About this exercise:
Search the records below for the word "kind". Copy each line where it occurs.
[Opening Extracted entries section]
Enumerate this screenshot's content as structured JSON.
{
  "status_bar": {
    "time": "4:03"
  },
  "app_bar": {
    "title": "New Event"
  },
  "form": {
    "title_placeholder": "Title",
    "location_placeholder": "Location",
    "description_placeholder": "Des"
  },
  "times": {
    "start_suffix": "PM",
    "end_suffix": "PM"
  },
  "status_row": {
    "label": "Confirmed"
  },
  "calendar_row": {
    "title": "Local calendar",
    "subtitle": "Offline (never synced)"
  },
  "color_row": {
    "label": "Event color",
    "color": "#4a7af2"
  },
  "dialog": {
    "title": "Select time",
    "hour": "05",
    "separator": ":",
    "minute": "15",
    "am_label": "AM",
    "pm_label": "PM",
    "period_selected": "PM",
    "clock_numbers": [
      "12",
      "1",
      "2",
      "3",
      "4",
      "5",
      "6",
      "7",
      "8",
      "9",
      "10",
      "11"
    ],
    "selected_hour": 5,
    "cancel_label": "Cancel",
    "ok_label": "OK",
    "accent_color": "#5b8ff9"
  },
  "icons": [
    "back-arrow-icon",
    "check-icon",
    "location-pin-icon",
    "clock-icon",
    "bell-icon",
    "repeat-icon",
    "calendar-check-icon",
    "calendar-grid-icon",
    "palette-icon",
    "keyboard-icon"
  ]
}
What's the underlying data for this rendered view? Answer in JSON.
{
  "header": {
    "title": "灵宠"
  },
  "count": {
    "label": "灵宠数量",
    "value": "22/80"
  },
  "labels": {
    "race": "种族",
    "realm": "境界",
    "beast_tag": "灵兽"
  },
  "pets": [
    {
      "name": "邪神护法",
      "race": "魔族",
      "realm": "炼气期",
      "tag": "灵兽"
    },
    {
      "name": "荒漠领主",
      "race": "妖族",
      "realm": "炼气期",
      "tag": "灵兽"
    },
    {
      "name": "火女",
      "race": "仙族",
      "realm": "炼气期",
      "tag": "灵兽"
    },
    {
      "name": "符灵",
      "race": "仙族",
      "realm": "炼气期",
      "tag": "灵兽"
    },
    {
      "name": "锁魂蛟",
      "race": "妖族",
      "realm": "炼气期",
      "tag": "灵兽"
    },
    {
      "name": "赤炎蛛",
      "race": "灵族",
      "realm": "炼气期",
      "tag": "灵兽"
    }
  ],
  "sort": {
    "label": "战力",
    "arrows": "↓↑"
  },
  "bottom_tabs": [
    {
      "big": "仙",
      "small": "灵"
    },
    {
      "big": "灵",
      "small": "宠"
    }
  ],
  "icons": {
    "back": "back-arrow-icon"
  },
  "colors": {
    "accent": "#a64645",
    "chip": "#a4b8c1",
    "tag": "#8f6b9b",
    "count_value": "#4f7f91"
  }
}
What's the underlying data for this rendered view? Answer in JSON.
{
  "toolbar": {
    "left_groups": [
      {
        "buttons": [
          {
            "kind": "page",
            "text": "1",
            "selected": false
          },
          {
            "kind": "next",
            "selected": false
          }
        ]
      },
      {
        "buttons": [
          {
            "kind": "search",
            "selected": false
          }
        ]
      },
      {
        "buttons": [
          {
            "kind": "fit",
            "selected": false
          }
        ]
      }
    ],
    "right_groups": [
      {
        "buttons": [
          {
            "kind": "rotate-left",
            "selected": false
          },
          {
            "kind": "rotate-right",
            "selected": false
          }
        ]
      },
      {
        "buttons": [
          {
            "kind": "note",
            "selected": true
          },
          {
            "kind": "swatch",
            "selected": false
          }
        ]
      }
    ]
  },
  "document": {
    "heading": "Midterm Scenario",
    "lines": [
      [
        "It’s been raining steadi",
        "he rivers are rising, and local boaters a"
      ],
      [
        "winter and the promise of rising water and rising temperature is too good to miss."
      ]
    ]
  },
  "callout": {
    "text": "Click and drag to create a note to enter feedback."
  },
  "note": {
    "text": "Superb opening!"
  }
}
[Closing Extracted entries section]
Response area:
            "kind": "page",
            "kind": "next",
            "kind": "search",
            "kind": "fit",
            "kind": "rotate-left",
            "kind": "rotate-right",
            "kind": "note",
            "kind": "swatch",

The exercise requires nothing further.